- ...sets
- In the
following, we denote the universal
closure of a formula
*A*by*A*'.. . . . . . . . . . . . . . . . . . . . . . . . . . . . . .

- ...logic
- Notice that the only second
order axiom in 41#41 is an axiom of
induction for situations, which we do not
need to decide the selectability of a
single situation.
. . . . . . . . . . . . . . . . . . . . . . . . . . . . . .

- ...descriptions
- The expression
*(strategy)*can also be parameterized with respect to the problem description (axioms and ), the theory of action (axioms to ), or the mechanism for action selection (axiom ).. . . . . . . . . . . . . . . . . . . . . . . . . . . . . .

- ...strategies
- A
strategy is
*state-based*if whether an action is good or bad for a given goal at a particular situation depends only on what holds at that situation (i.e. the*state*associated with that situation), and not on what situations or actions have been selected so far. All the strategies considered in the paper are state-based.. . . . . . . . . . . . . . . . . . . . . . . . . . . . . .

- ...HREF="node1.html#safe2">
*Strategy-2*is defined, in fact, by two action selection rules. The first one is axiom , the second is as follows 57#57. This rule guarantees that the strategy terminates as shown in fig. . The rest of the strategies that terminate do not need this rule, because it is subsumed by axiom .. . . . . . . . . . . . . . . . . . . . . . . . . . . . . .

- ...actions
- It
compares the maximum length of the solutions
generated by strategies 4 and 5.
. . . . . . . . . . . . . . . . . . . . . . . . . . . . . .

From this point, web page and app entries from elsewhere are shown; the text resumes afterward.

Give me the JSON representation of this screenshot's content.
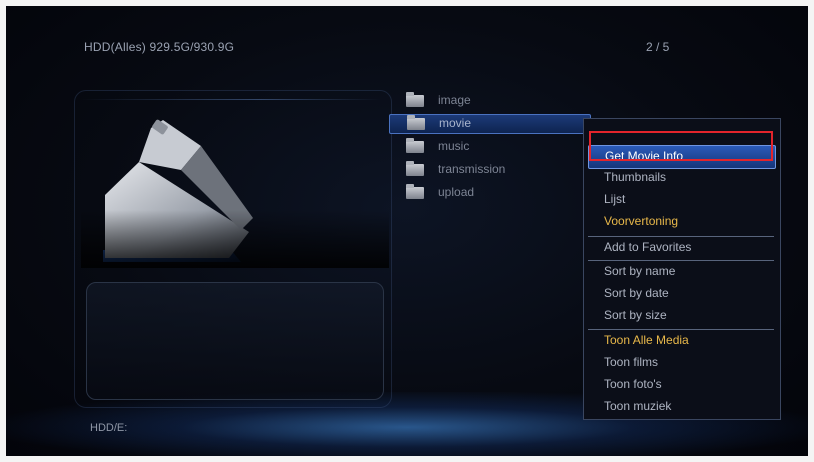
{
  "header": {
    "storage_info": "HDD(Alles) 929.5G/930.9G",
    "page_indicator": "2 / 5"
  },
  "files": {
    "items": [
      {
        "label": "image",
        "icon": "folder-icon"
      },
      {
        "label": "movie",
        "icon": "folder-icon",
        "selected": true
      },
      {
        "label": "music",
        "icon": "folder-icon"
      },
      {
        "label": "transmission",
        "icon": "folder-icon"
      },
      {
        "label": "upload",
        "icon": "folder-icon"
      }
    ]
  },
  "context_menu": {
    "items": [
      {
        "label": "Get Movie Info",
        "focused": true
      },
      {
        "label": "Thumbnails"
      },
      {
        "label": "Lijst"
      },
      {
        "label": "Voorvertoning",
        "accent": true
      },
      {
        "label": "Add to Favorites"
      },
      {
        "label": "Sort by name"
      },
      {
        "label": "Sort by date"
      },
      {
        "label": "Sort by size"
      },
      {
        "label": "Toon Alle Media",
        "accent": true
      },
      {
        "label": "Toon films"
      },
      {
        "label": "Toon foto's"
      },
      {
        "label": "Toon muziek"
      }
    ]
  },
  "footer": {
    "path": "HDD/E:"
  },
  "colors": {
    "accent": "#e8b84a",
    "highlight": "#2a5ab8",
    "annotation": "#e3242b"
  }
}
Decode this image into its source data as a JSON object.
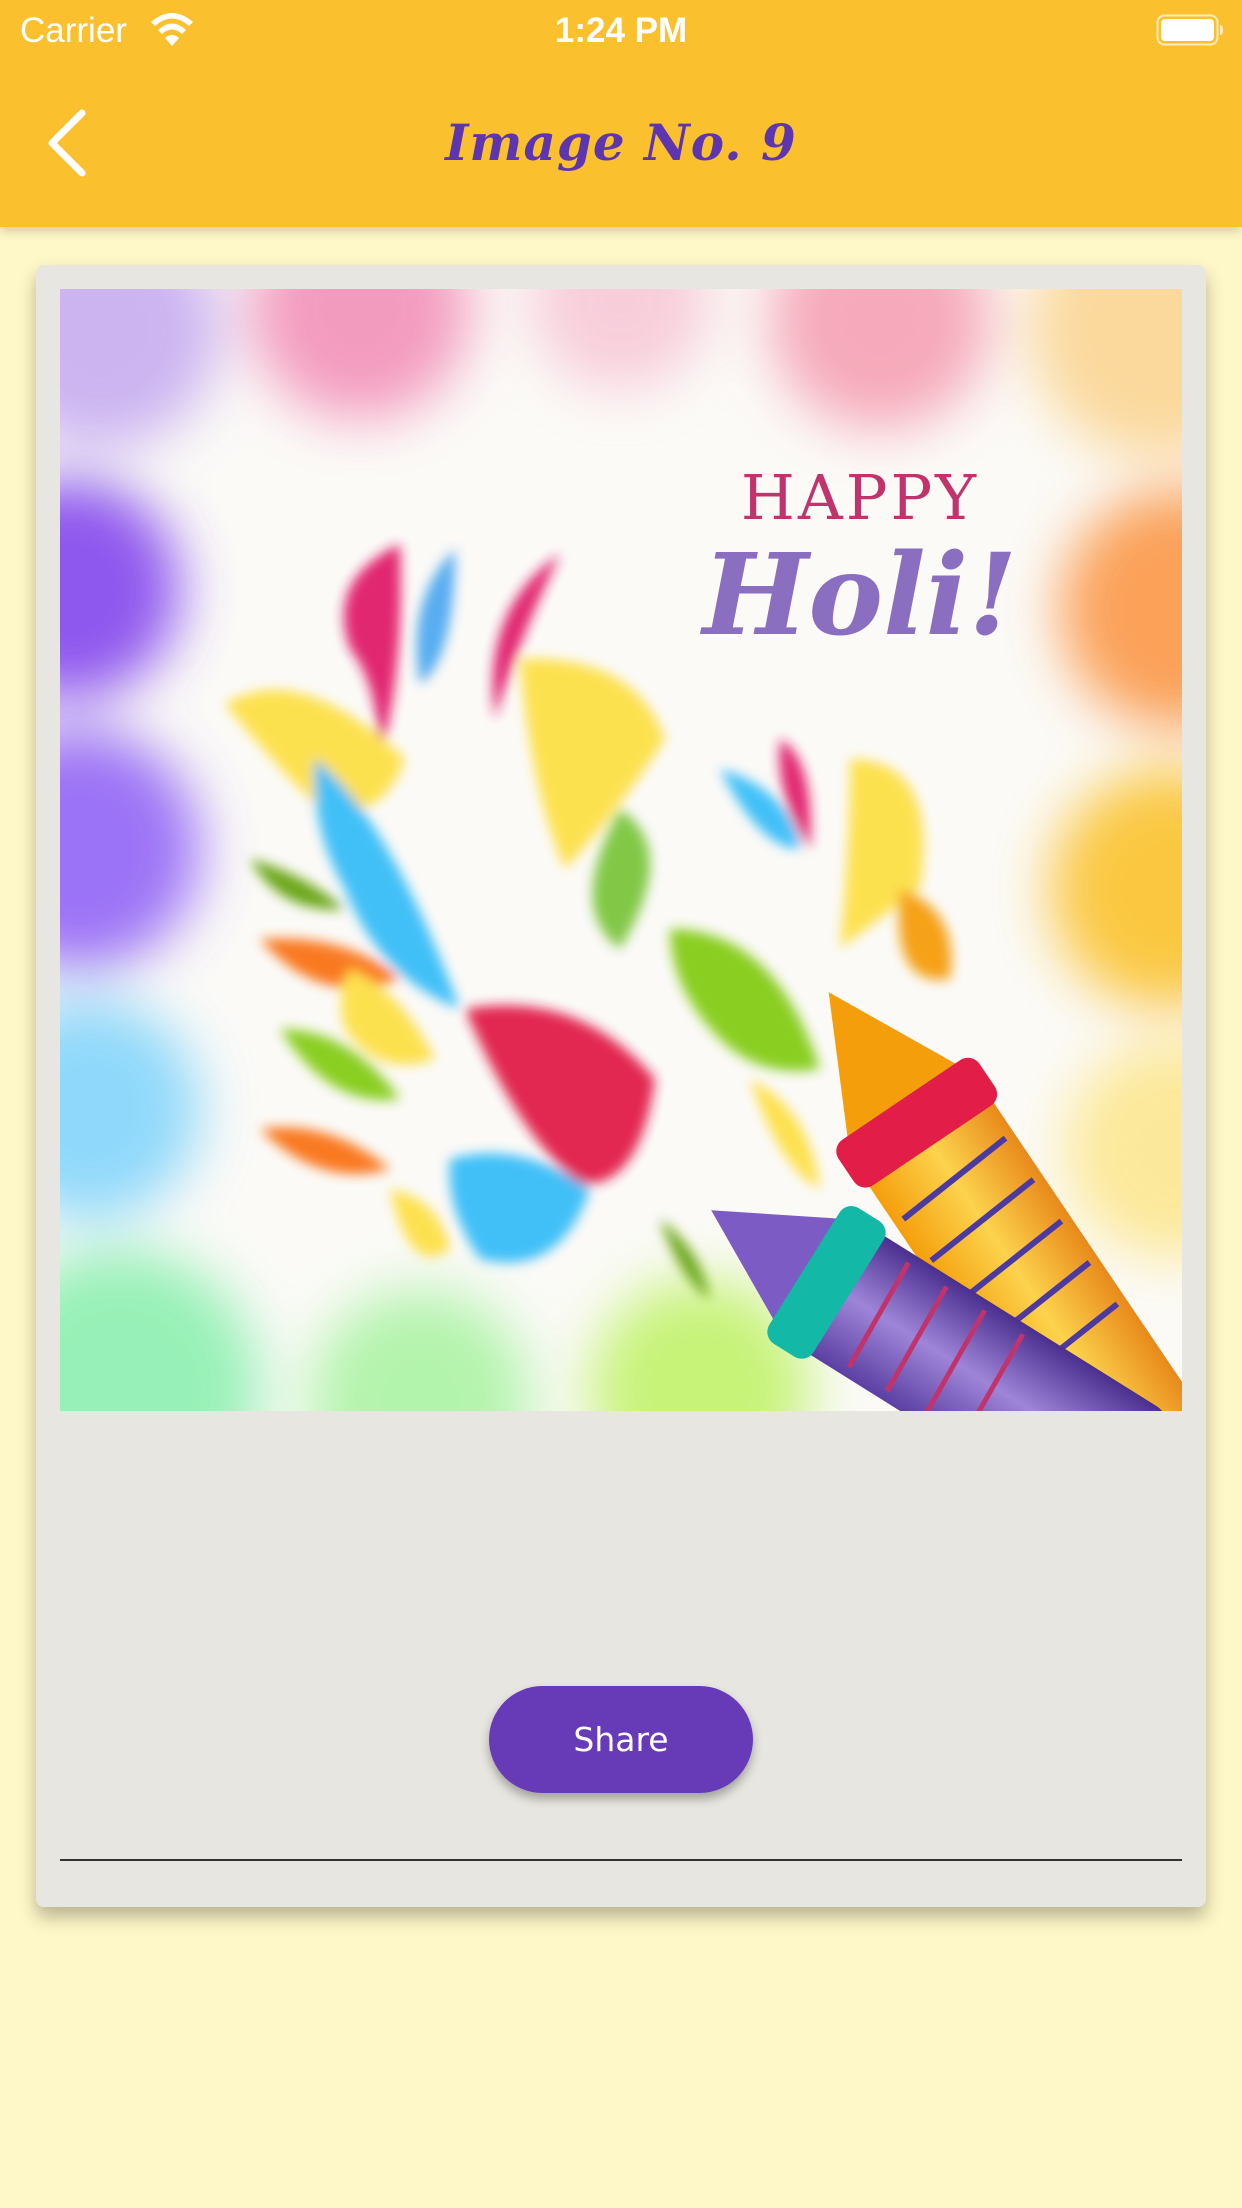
{
  "status_bar": {
    "carrier": "Carrier",
    "time": "1:24 PM",
    "wifi_icon": "wifi-icon",
    "battery_icon": "battery-icon"
  },
  "nav": {
    "title": "Image No. 9",
    "back_icon": "chevron-left-icon"
  },
  "image": {
    "greeting_line1": "HAPPY",
    "greeting_line2": "Holi!"
  },
  "actions": {
    "share_label": "Share"
  },
  "colors": {
    "nav_bar": "#fbc02d",
    "page_background": "#fef8c8",
    "card_background": "#e8e6e0",
    "title": "#5e35b1",
    "share_button": "#673ab7",
    "status_text": "#ffffff"
  }
}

- ...bad
- Notice that
axiom implies
*Better(Move(A,F),Move(A,T),S36#36,S66#66)*.. . . . . . . . . . . . . . . . . . . . . . . . . . . . . .

Tue Jul 21 09:54:27 PDT 1998